··· Information given ···
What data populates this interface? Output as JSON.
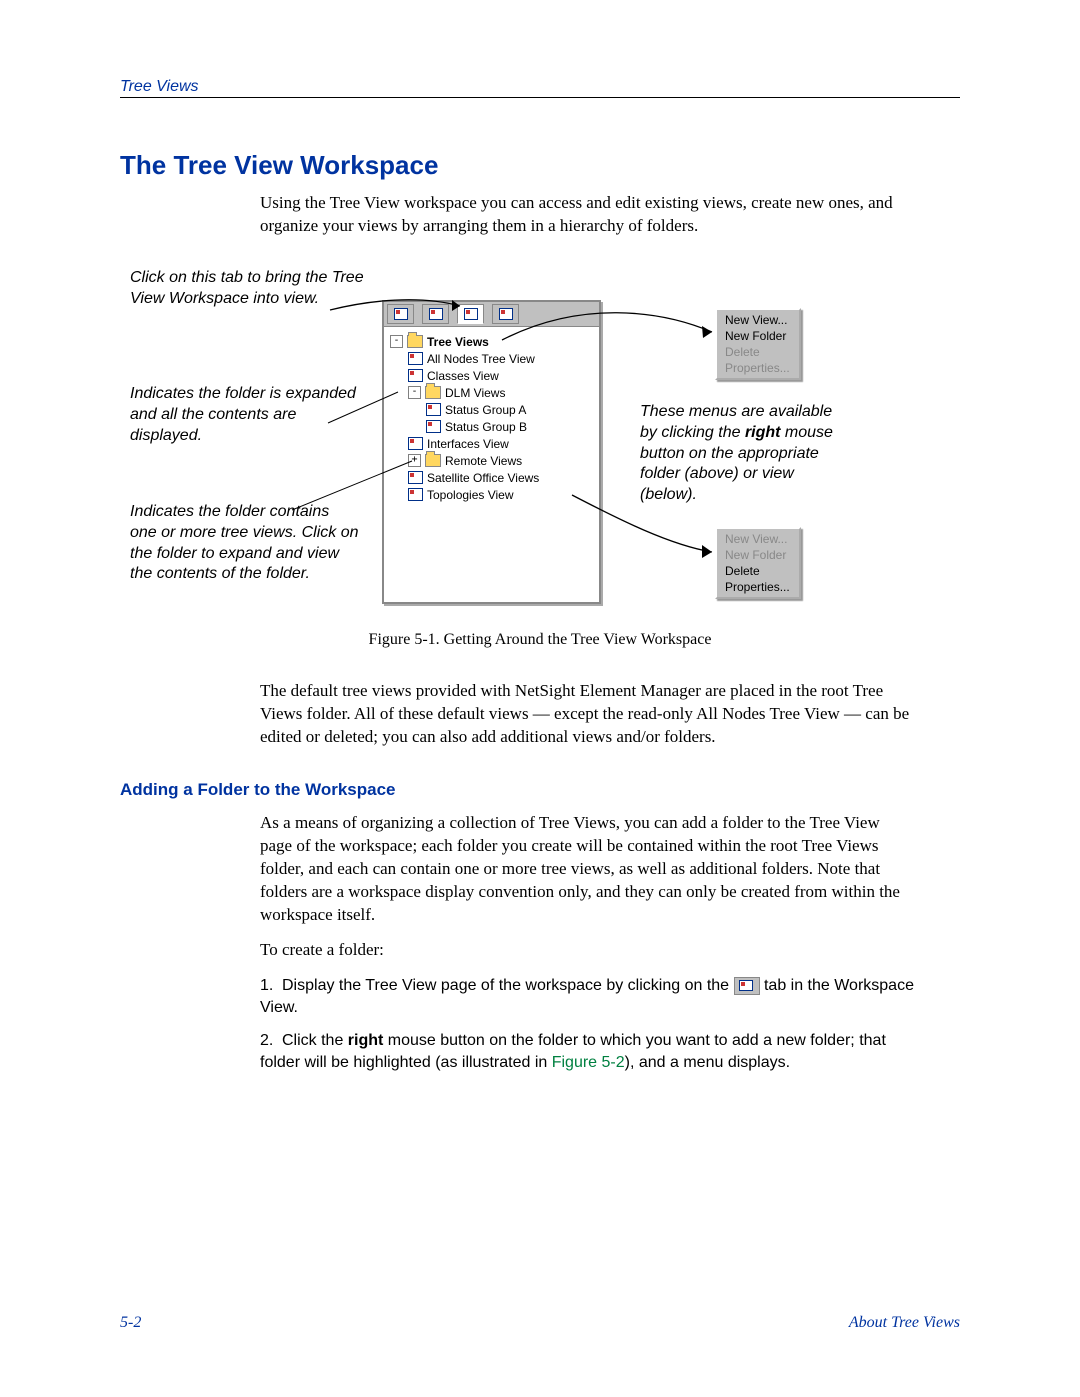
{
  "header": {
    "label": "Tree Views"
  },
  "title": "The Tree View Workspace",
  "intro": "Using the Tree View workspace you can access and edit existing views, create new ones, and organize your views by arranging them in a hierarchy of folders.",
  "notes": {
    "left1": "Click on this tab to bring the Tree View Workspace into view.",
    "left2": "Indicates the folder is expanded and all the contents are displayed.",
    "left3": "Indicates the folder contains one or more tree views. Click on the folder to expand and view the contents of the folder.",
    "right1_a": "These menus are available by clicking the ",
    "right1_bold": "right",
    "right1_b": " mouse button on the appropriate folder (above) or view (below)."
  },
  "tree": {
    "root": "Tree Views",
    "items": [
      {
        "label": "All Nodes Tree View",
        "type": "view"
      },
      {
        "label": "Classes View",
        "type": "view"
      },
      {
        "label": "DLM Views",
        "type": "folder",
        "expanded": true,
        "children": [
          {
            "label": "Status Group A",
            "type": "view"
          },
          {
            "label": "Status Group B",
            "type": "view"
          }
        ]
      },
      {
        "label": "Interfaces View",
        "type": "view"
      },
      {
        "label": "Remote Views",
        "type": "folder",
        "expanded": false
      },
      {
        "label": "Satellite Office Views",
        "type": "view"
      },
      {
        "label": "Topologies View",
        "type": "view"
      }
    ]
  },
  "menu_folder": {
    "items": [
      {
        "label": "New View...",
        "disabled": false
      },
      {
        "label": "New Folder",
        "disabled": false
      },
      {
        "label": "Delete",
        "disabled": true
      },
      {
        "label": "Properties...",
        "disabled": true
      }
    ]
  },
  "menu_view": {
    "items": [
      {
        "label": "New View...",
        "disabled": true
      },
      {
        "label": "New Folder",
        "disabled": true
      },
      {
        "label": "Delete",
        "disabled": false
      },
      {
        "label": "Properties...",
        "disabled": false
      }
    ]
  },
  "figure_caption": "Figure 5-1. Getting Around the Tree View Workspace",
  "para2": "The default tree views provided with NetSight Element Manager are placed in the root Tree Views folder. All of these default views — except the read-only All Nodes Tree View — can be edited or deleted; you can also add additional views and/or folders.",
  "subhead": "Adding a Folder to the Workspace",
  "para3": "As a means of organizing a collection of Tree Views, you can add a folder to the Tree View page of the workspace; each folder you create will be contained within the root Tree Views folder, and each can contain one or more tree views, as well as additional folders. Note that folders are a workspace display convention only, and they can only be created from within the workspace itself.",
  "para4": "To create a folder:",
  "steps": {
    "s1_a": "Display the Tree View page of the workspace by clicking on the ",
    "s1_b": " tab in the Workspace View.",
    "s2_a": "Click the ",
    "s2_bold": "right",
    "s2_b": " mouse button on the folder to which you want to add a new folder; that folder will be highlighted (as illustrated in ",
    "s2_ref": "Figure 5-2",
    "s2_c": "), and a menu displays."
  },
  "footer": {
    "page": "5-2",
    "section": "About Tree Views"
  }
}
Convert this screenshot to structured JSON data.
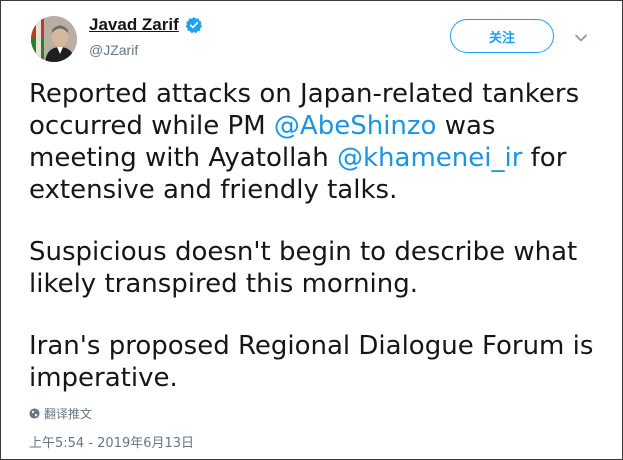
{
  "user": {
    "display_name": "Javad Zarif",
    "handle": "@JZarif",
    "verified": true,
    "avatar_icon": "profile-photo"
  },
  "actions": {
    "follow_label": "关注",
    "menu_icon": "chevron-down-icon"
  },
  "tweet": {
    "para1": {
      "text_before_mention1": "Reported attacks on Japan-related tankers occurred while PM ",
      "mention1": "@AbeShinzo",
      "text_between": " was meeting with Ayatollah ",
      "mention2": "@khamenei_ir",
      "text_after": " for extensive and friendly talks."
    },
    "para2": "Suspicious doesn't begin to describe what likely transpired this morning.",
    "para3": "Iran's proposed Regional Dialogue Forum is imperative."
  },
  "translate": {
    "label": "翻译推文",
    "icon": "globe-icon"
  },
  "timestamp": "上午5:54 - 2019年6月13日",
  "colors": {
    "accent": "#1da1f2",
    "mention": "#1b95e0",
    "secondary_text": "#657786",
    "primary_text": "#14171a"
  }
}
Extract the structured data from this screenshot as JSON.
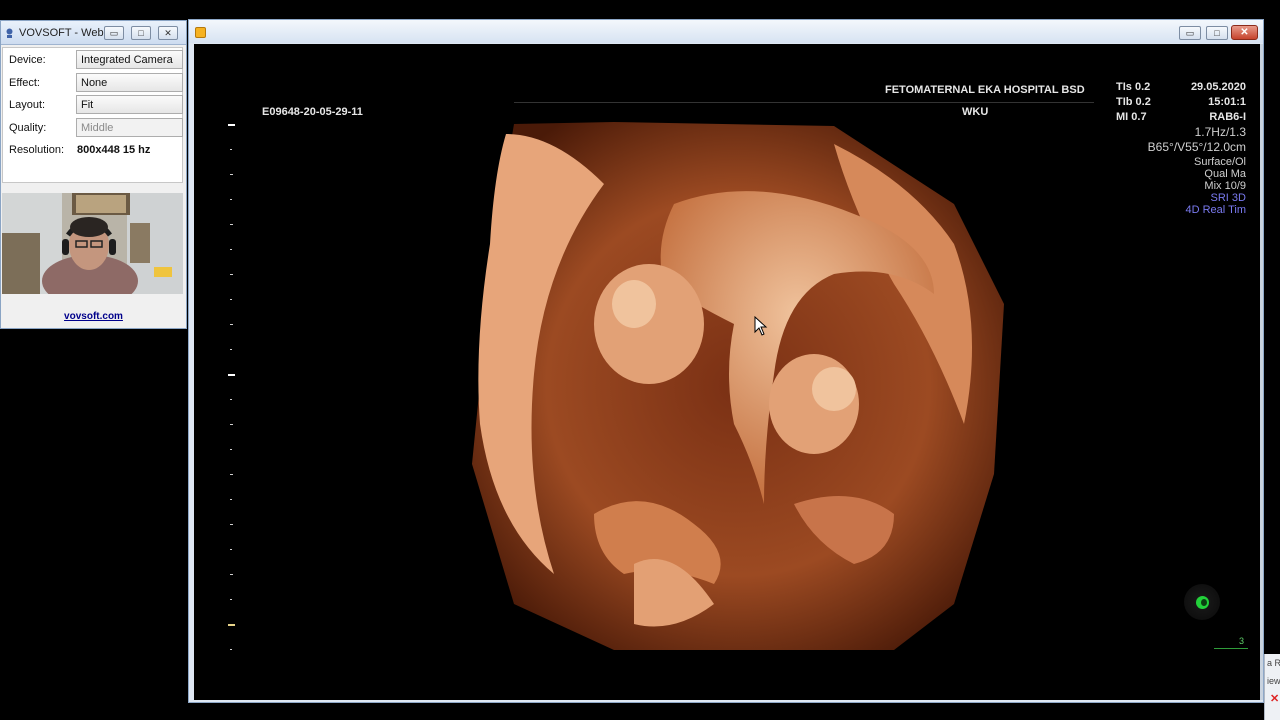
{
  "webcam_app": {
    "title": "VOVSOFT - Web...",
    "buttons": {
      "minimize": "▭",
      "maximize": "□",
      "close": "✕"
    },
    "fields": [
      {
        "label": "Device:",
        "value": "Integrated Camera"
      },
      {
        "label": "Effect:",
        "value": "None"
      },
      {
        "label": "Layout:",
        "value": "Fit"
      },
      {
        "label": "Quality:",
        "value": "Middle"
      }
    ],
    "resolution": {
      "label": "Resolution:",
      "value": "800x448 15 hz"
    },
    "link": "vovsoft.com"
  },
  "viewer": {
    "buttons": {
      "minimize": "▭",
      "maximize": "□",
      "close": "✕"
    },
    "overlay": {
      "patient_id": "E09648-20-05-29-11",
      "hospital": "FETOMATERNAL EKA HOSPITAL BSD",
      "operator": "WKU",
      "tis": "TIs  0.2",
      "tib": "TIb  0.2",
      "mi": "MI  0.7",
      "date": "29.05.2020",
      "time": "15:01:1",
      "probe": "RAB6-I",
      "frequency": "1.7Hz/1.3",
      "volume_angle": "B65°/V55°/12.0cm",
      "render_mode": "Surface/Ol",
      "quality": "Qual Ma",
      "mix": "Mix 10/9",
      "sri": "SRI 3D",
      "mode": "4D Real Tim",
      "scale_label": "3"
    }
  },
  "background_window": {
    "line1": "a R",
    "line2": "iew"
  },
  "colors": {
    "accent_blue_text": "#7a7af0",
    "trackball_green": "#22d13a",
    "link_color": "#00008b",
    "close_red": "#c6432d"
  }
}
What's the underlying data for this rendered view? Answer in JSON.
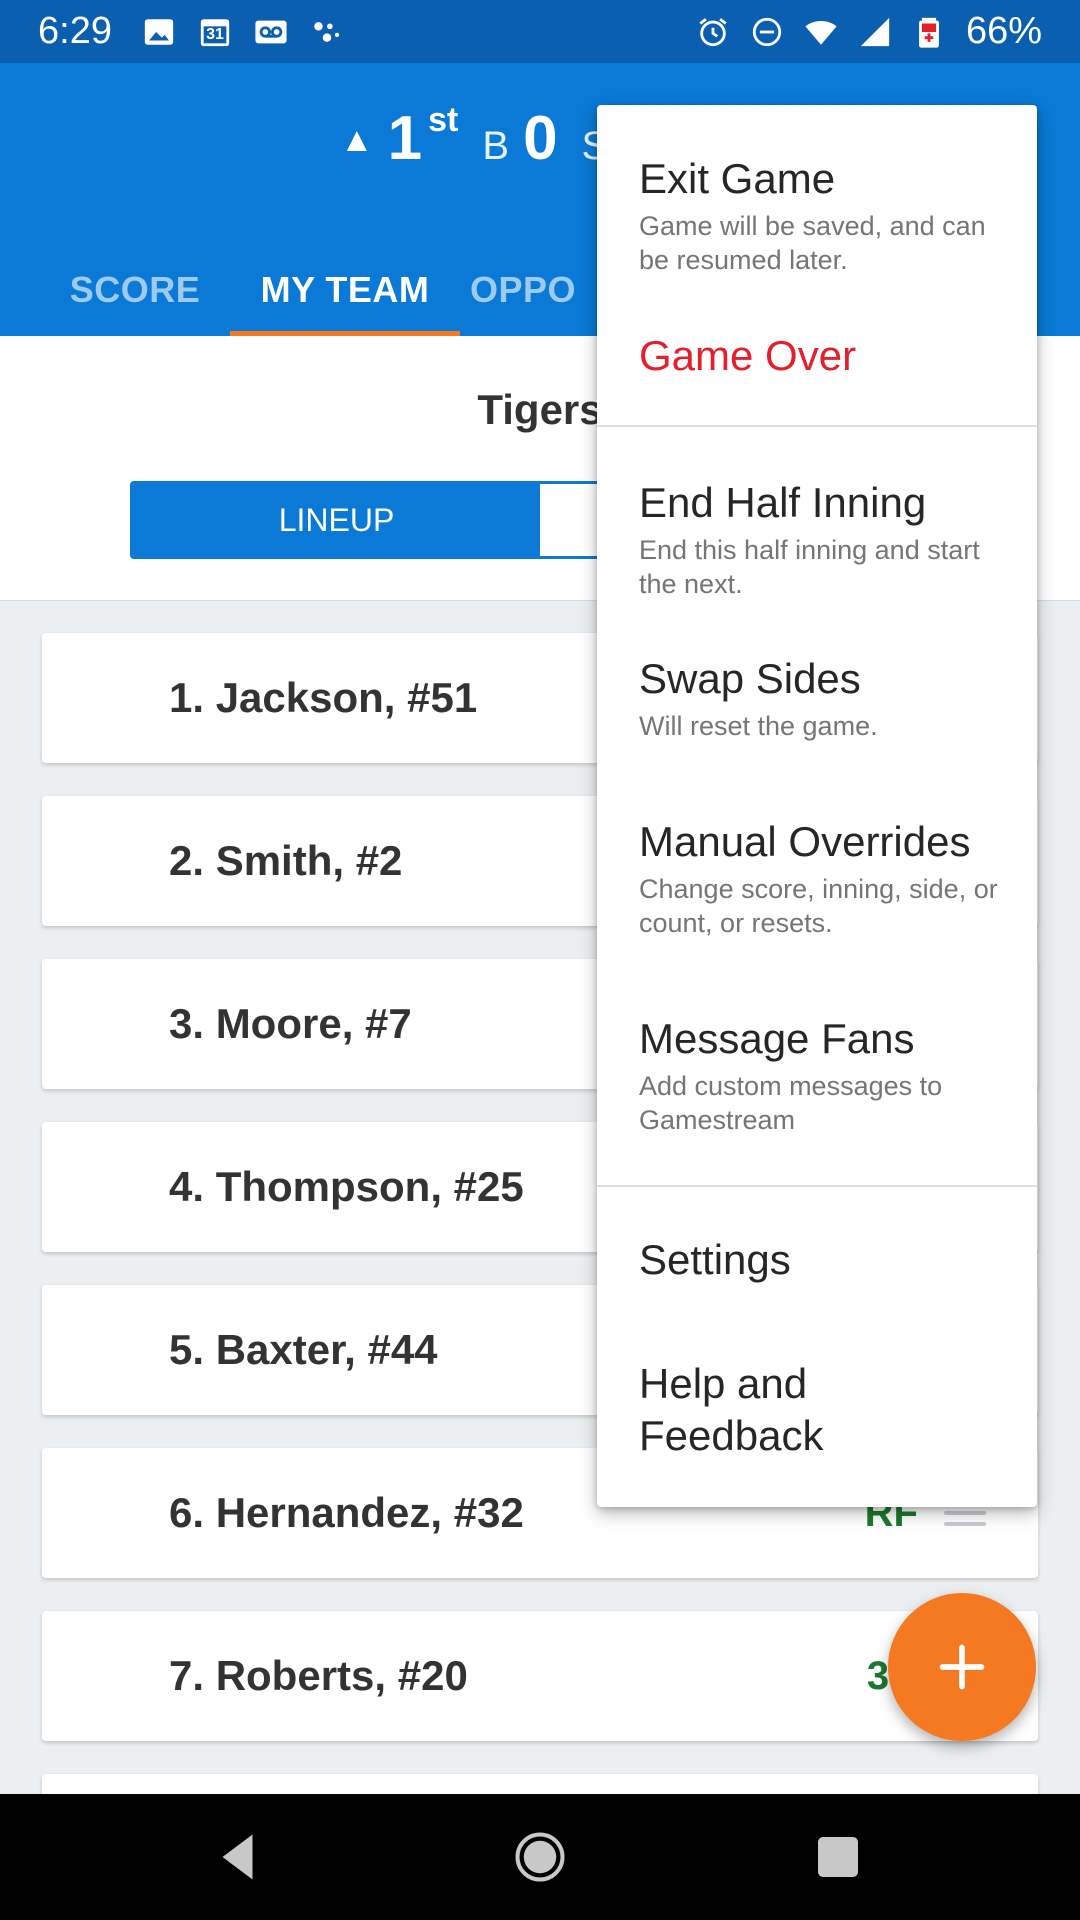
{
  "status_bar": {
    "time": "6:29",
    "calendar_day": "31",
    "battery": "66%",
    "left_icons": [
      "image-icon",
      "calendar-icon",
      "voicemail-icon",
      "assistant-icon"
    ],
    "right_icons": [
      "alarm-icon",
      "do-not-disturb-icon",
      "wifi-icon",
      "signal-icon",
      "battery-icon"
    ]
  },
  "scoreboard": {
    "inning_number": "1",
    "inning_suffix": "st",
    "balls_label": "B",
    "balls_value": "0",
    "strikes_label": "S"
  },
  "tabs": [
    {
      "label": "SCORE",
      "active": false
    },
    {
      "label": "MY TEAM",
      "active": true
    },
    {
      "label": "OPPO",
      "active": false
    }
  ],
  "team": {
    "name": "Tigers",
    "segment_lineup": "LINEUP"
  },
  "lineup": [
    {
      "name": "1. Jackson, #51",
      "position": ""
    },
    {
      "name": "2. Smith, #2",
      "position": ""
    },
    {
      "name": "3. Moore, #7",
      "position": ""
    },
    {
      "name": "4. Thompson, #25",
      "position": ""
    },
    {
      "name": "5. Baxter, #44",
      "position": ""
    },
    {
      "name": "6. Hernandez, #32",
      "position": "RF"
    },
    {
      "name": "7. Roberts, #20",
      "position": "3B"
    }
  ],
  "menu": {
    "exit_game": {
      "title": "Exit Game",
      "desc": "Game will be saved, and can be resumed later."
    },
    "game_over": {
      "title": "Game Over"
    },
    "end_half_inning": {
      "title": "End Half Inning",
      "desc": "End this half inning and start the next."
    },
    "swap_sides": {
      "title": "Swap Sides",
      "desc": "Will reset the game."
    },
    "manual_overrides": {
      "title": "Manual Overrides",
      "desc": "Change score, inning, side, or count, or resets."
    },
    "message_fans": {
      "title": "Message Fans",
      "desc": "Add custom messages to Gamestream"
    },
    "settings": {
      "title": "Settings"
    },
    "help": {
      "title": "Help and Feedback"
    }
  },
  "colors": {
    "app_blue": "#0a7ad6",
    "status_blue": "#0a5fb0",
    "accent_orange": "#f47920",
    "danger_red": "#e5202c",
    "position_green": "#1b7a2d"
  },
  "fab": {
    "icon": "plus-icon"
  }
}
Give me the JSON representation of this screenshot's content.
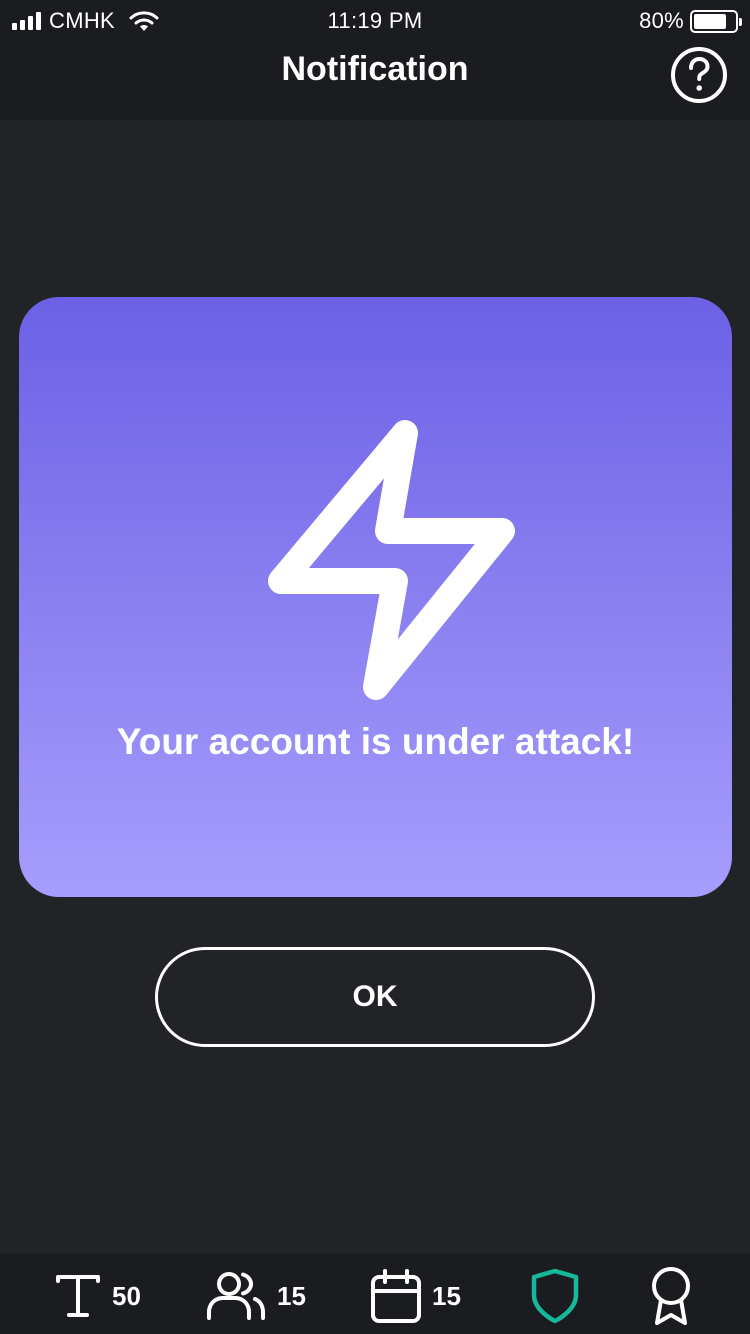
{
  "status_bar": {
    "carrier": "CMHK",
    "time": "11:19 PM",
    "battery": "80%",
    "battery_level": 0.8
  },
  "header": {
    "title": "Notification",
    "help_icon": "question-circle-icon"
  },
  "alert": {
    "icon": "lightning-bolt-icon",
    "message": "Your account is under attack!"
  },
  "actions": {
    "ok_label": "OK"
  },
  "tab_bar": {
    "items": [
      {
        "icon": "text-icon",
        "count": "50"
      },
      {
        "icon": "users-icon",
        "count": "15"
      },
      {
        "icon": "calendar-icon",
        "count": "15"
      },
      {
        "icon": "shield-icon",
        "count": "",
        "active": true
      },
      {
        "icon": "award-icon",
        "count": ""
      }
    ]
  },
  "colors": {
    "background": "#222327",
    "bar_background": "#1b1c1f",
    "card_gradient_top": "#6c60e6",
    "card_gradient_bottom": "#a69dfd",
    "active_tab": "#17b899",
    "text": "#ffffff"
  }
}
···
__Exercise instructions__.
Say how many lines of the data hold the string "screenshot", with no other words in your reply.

__Written response__.
3